 A older couple sitting on the side of a sailing boat smiling at sea

3 Get the right travel insurance

Travelling with a pre-existing condition such as cancer makes travel insurance an absolute must-have. If you need emergency treatment while away and you don’t have insurance cover, you could be liable for the medical costs. In the USA, Canada, and China, these costs can be extremely high.
Luckily, getting the right travel insurance with medical conditions is easy. At Insurance Choice, all you need to do is answer some simple questions about your health and any pre-existing medical conditions and we will help you find the right level of cover to suit your needs. It’s worth remembering that the final cost of your cover doesn’t just depend on your health, but on the cost of healthcare in your travel destination.
Our travel insurance will also cover you for lost luggage, or if you have to delay or cancel your holiday due to a pre-existing medical condition. Find out more about the benefits of travel insurance with medical conditions here.

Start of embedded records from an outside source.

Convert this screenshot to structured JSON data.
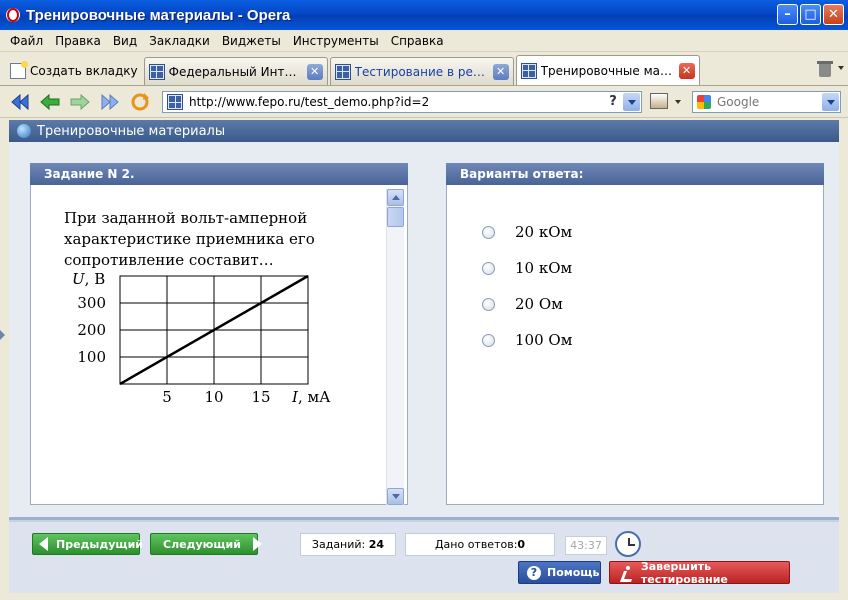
{
  "window": {
    "title": "Тренировочные материалы - Opera"
  },
  "menu": [
    "Файл",
    "Правка",
    "Вид",
    "Закладки",
    "Виджеты",
    "Инструменты",
    "Справка"
  ],
  "tabs": {
    "new_tab": "Создать вкладку",
    "items": [
      {
        "label": "Федеральный Интерн...",
        "state": "inactive"
      },
      {
        "label": "Тестирование в реж...",
        "state": "inactive"
      },
      {
        "label": "Тренировочные мате...",
        "state": "active"
      }
    ]
  },
  "address": {
    "url": "http://www.fepo.ru/test_demo.php?id=2",
    "help": "?"
  },
  "search": {
    "placeholder": "Google"
  },
  "page": {
    "header": "Тренировочные материалы",
    "task_title": "Задание N 2.",
    "answers_title": "Варианты ответа:",
    "question_line1": "При заданной вольт-амперной",
    "question_line2": "характеристике приемника его",
    "question_line3": "сопротивление составит…",
    "options": [
      "20 кОм",
      "10 кОм",
      "20 Ом",
      "100 Ом"
    ]
  },
  "chart_data": {
    "type": "line",
    "ylabel_var": "U",
    "ylabel_unit": ", В",
    "xlabel_var": "I",
    "xlabel_unit": ", мА",
    "x_ticks": [
      "5",
      "10",
      "15"
    ],
    "y_ticks": [
      "100",
      "200",
      "300"
    ],
    "xlim": [
      0,
      20
    ],
    "ylim": [
      0,
      400
    ],
    "grid": true,
    "series": [
      {
        "x": [
          0,
          20
        ],
        "y": [
          0,
          400
        ]
      }
    ]
  },
  "footer": {
    "prev": "Предыдущий",
    "next": "Следующий",
    "tasks_label": "Заданий:",
    "tasks_count": "24",
    "answered_label": "Дано ответов:",
    "answered_count": "0",
    "timer": "43:37",
    "help": "Помощь",
    "finish": "Завершить тестирование"
  },
  "colors": {
    "accent": "#4a6497",
    "nav_green": "#2e8f2e",
    "finish_red": "#b82323"
  }
}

4 Check you can travel by air

If you have cancer and are feeling well, travelling by air shouldn’t be a problem. However, there are some situations which mean you cannot travel abroad by air. Cancer Research UK advises against flying after surgery, if you have a low platelet count, if your red blood cells are low, or if you get breathless after light exercise.
If you are given the green light to fly, be aware that cancer can increase the risk of blood clots. Make sure you reduce your risk of developing DVT during a flight by wearing support socks, drinking plenty of water, and moving around the cabin at regular intervals.
Always speak with a doctor before booking any flights and contact your airline to arrange any assistance such as in-flight oxygen, early boarding or help at the departure gate. Make sure you have travel insurance for medical conditions in place before you jet off, too.
 An commercial air liner flying above the clouds with a red sunset in the distance

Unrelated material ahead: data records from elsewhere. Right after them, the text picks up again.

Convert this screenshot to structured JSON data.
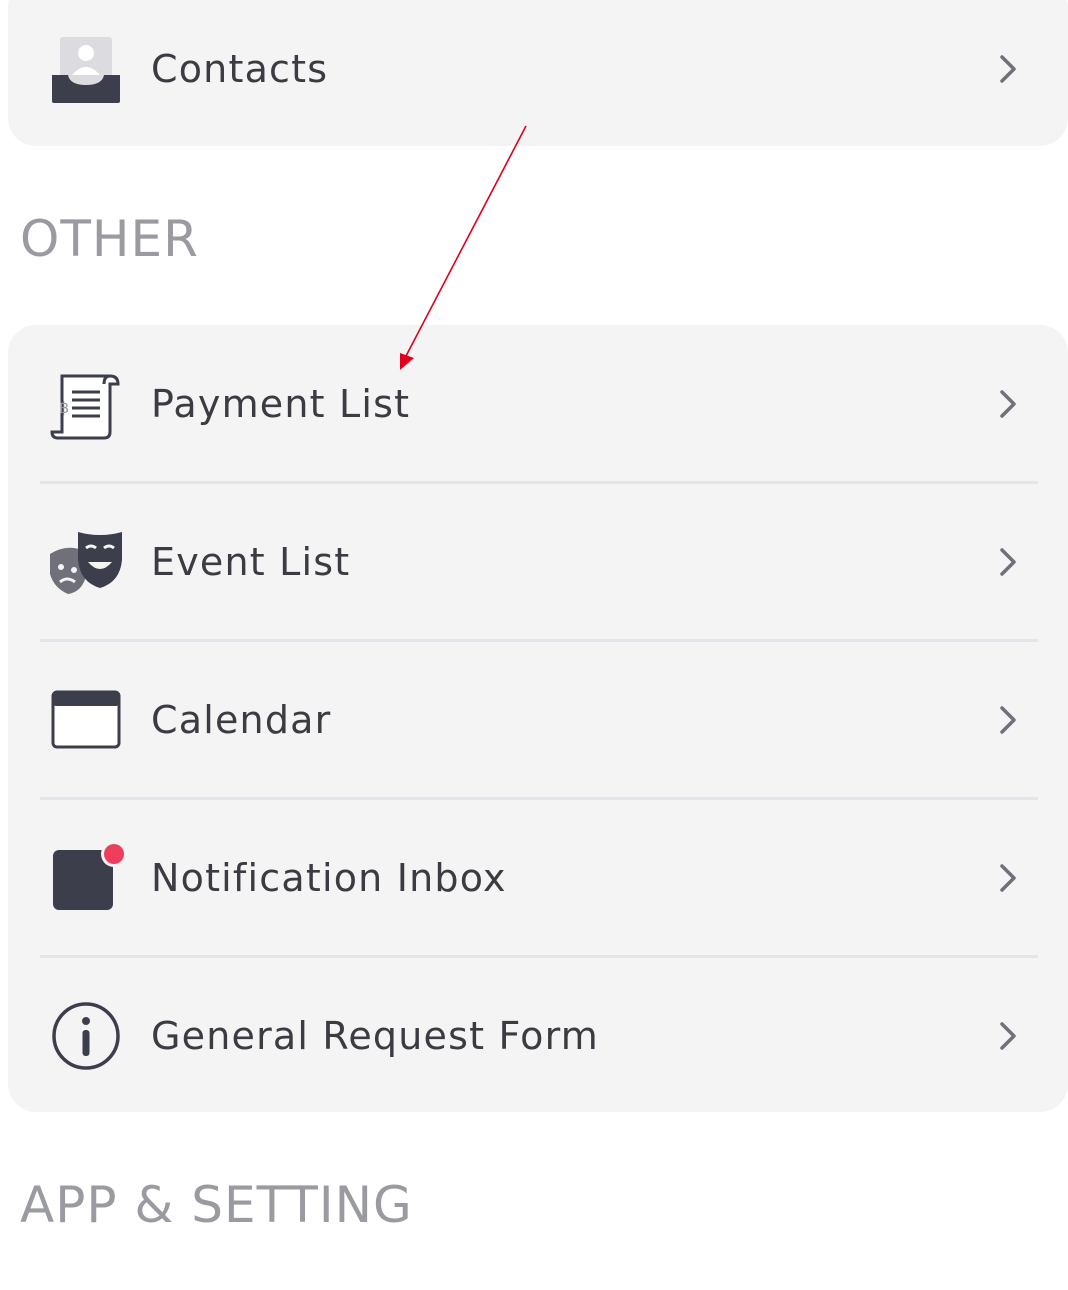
{
  "contacts": {
    "label": "Contacts",
    "icon": "contacts-inbox-icon"
  },
  "sections": {
    "other_title": "OTHER",
    "app_setting_title": "APP & SETTING"
  },
  "other_items": [
    {
      "label": "Payment List",
      "icon": "payment-receipt-icon"
    },
    {
      "label": "Event List",
      "icon": "theater-masks-icon"
    },
    {
      "label": "Calendar",
      "icon": "calendar-icon"
    },
    {
      "label": "Notification Inbox",
      "icon": "notification-inbox-icon"
    },
    {
      "label": "General Request Form",
      "icon": "info-icon"
    }
  ],
  "colors": {
    "card_background": "#f4f4f5",
    "text": "#3b3c42",
    "section_title": "#9a9ba1",
    "notification_dot": "#ef3e5c",
    "annotation_arrow": "#e0001b"
  }
}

5 Get your medication ready

There are all sorts of medications that are used to treat cancer and reduce the symptoms. Strong painkillers such as diamorphine are known as controlled drugs and certain countries have limits on the amount you can carry with you. Make sure you have proof of your prescription and condition (a letter from your doctor) when travelling abroad and speak with your GP about how to take your medication while you’re away. Find out more about travelling with controlled drugs on Gov.uk.
Always carry controlled drugs in your hand luggage in their original packaging and with the letter from your doctor. Liquid medications should also be kept in your hand luggage as they could get damaged in the hold (as it gets very cold). Take more medication than you need, and spread it across different bags just in case any of your luggage gets misplaced.

6 Look after yourself when travelling abroad

You want to have fun on your holiday, but when travelling abroad with cancer, you also want to take care of yourself. Here are some tips to help you do that:
·         Reduce the risk of infection by washing your hands regularly
·         If you are travelling to a country with mosquitos, always wear mosquito repellent (even if you’ve taken anti-malarial tablets). Bites can become itchy and infected and are best avoided
·         Protect your skin from the sun by using strong SPF and keeping sensitive areas of your body (especially after radiotherapy) covered by clothing at all times
·         Make sure fatigue doesn’t spoil your holiday. Get plenty of rest and avoid strenuous activities
Whatever your current health situation, Insurance Choice is a specialist in non-standard travel insurance, and can help you find the right travel insurance with medical conditions to fit your needs. We can arrange cover for most medical conditions and have no upper age limits on our policies.
Get a quote from us today and see where in the world your next holiday will take you.